• What you will do: Every line below that holds the string "this" should be copied out.

═════ Provided data ═════

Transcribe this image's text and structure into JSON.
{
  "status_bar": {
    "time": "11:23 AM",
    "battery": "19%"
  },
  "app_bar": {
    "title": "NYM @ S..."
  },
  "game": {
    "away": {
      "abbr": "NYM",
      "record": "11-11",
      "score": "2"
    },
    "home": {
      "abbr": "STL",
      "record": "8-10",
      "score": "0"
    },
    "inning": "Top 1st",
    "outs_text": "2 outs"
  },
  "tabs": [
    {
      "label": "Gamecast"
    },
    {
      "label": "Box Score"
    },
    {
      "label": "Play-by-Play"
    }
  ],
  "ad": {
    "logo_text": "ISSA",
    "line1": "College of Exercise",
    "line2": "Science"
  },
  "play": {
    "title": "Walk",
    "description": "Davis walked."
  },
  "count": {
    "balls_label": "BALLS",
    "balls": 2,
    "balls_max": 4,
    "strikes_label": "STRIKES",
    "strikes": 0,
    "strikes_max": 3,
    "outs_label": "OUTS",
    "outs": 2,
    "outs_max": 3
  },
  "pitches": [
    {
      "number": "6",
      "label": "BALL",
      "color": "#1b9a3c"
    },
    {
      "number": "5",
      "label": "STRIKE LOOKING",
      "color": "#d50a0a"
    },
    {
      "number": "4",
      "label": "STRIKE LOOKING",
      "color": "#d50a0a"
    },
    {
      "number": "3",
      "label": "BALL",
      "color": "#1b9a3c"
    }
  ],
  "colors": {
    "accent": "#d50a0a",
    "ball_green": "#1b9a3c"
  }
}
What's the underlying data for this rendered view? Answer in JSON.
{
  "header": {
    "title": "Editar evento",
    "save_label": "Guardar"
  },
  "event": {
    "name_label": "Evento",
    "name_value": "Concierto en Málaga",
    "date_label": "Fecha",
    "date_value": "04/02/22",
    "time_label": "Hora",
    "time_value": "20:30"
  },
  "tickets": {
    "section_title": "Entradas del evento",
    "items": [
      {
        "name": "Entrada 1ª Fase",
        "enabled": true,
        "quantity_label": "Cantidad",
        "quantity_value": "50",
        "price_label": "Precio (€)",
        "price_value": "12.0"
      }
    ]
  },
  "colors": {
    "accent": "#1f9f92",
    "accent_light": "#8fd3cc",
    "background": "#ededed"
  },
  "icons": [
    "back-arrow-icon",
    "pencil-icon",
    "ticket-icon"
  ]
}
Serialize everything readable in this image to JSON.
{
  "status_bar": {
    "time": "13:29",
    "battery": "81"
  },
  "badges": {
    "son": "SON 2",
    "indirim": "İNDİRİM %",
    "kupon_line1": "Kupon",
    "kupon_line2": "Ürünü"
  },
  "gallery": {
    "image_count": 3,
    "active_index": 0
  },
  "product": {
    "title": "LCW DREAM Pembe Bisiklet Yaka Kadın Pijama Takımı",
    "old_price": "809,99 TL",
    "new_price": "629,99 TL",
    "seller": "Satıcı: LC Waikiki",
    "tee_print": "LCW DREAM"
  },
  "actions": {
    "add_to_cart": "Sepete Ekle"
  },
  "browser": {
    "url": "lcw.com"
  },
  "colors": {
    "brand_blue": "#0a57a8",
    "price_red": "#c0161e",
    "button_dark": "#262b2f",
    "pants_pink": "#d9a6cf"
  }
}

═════

• Output below:
Transcribe this image's text and structure into JSON.
What's the underlying data for this rendered view? Answer in JSON.
Serialize everything readable in this image to JSON.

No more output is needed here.